The answer has nuance to it, and requires patience,.

The Giants, obviously, traded down from No. 11 to No. 20, using that pick to select Toney. We have only gotten a hint of what Toney can be, and his electrifying 10-catch, 189-yard performance against the Dallas Cowboys showed us that what he can be is pretty special. Injuries, though, have limited his opportunities.

In part, we have to wait and see how the next few seasons play out for Toney. Will he get healthy and play consistently to his talent level? Will injuries always hold him back?

An even bigger part of the equation, though, is how well the Giants use all of the additional assets they acquired from the Chicago Bears for moving down from No. 11 to No. 20. They got a 2021 fifth-round pick, and 2022 first- and fourth-round picks.

The fifth-round pick was used to move up five spots in Round 3 and select cornerback Aaron Robinson. Again, we have to wait to see what Robinson becomes.

That 2022 first-round pick is the key. As of now, that would be the ninth overall pick. What if that pick next year becomes a cornerback as good as Patrick Surtain, who went No. 9 to Denver this year? What if it becomes a player as good as Parsons or Slater? Or DeVonta Smith, who went No. 10 to the Philadelphia Eagles?

Before you can adequately judge that move, you have to see what becomes of the accumulation of Toney, Robinson, and the two picks in the upcoming draft. It was a long-term play by Gettleman and the Giants, and it can’t properly be judged in the short term.

Edge defender Azeez Ojulari was a great get in Round 2, especially since the Giants were able to trade down eight spots, add a 2022 third-round pick, and still land a player who looks like the best pass rusher drafted by the franchise since Jason Pierre-Paul in 2010.

We have to wait and see what becomes of Robinson, Smith and sixth-round picks Gary Brightwell and Rodarius Williams.

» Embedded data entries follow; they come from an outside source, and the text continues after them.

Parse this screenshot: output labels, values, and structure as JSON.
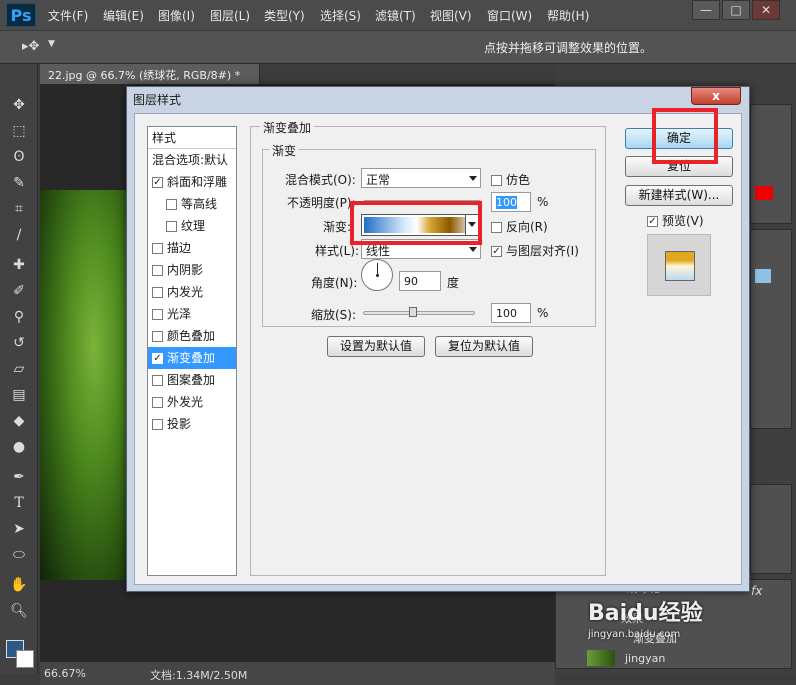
{
  "app": {
    "logo": "Ps"
  },
  "menu": [
    "文件(F)",
    "编辑(E)",
    "图像(I)",
    "图层(L)",
    "类型(Y)",
    "选择(S)",
    "滤镜(T)",
    "视图(V)",
    "窗口(W)",
    "帮助(H)"
  ],
  "window_controls": {
    "minimize": "—",
    "maximize": "□",
    "close": "✕"
  },
  "options_bar": {
    "hint": "点按并拖移可调整效果的位置。",
    "tool_glyph": "▸✥"
  },
  "document_tab": {
    "title": "22.jpg @ 66.7% (绣球花, RGB/8#) *",
    "close": "×"
  },
  "status": {
    "zoom": "66.67%",
    "doc_info": "文档:1.34M/2.50M"
  },
  "dialog": {
    "title": "图层样式",
    "close": "x",
    "styles_header": "样式",
    "styles": [
      {
        "label": "混合选项:默认",
        "checkbox": false,
        "checked": false
      },
      {
        "label": "斜面和浮雕",
        "checkbox": true,
        "checked": true
      },
      {
        "label": "等高线",
        "checkbox": true,
        "checked": false,
        "indent": true
      },
      {
        "label": "纹理",
        "checkbox": true,
        "checked": false,
        "indent": true
      },
      {
        "label": "描边",
        "checkbox": true,
        "checked": false
      },
      {
        "label": "内阴影",
        "checkbox": true,
        "checked": false
      },
      {
        "label": "内发光",
        "checkbox": true,
        "checked": false
      },
      {
        "label": "光泽",
        "checkbox": true,
        "checked": false
      },
      {
        "label": "颜色叠加",
        "checkbox": true,
        "checked": false
      },
      {
        "label": "渐变叠加",
        "checkbox": true,
        "checked": true,
        "selected": true
      },
      {
        "label": "图案叠加",
        "checkbox": true,
        "checked": false
      },
      {
        "label": "外发光",
        "checkbox": true,
        "checked": false
      },
      {
        "label": "投影",
        "checkbox": true,
        "checked": false
      }
    ],
    "section_title": "渐变叠加",
    "subsection_title": "渐变",
    "blend_mode": {
      "label": "混合模式(O):",
      "value": "正常"
    },
    "dither": {
      "label": "仿色",
      "checked": false
    },
    "opacity": {
      "label": "不透明度(P):",
      "value": "100",
      "unit": "%",
      "level": 1.0
    },
    "gradient": {
      "label": "渐变:",
      "stops": [
        "#1f6fc8",
        "#cfe4f6",
        "#ffffff",
        "#d4a634",
        "#8a5a00",
        "#ffffff"
      ]
    },
    "reverse": {
      "label": "反向(R)",
      "checked": false
    },
    "style": {
      "label": "样式(L):",
      "value": "线性"
    },
    "align": {
      "label": "与图层对齐(I)",
      "checked": true
    },
    "angle": {
      "label": "角度(N):",
      "value": "90",
      "unit": "度"
    },
    "scale": {
      "label": "缩放(S):",
      "value": "100",
      "unit": "%",
      "level": 0.45
    },
    "btn_make_default": "设置为默认值",
    "btn_reset_default": "复位为默认值",
    "btn_ok": "确定",
    "btn_reset": "复位",
    "btn_new_style": "新建样式(W)...",
    "preview": {
      "label": "预览(V)",
      "checked": true
    },
    "preview_colors": [
      "#e0a81c",
      "#fff6d8",
      "#bcd9f2"
    ]
  },
  "layers": {
    "layer_name": "绣球花",
    "effects_label": "效果",
    "gradient_effect": "渐变叠加",
    "bottom_layer": "jingyan",
    "fx": "fx"
  },
  "watermark": {
    "brand": "Baidu经验",
    "url": "jingyan.baidu.com"
  }
}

A team will never hit on every player it selects, or come away with everything it hoped to find, in a draft. There are 31 other teams swimming in the same pool. The top of the 2021 draft could work out nicely for the Giants. The big hole, of course, was failing to add any offensive line depth. The Giants are continuing to pay for that sin.

Final thoughts

Giants fans, and media members have been arguing for years about what Gettleman has gotten right and what he has gotten wrong. I am honestly not sure how much it matters anymore. It seems likely that we aren’t going to have Gettleman to argue about a whole lot longer.

The bottom line is, of course, wins and losses. If the Giants end up with double-digit losses for the fourth straight season it is going to be virtually impossible for ownership to justify giving him a new contract. If the Giants happen to play well over the final eight games, perhaps Gettleman can retire of his own accord while using the justification that he believes the franchise is pointed in the right direction.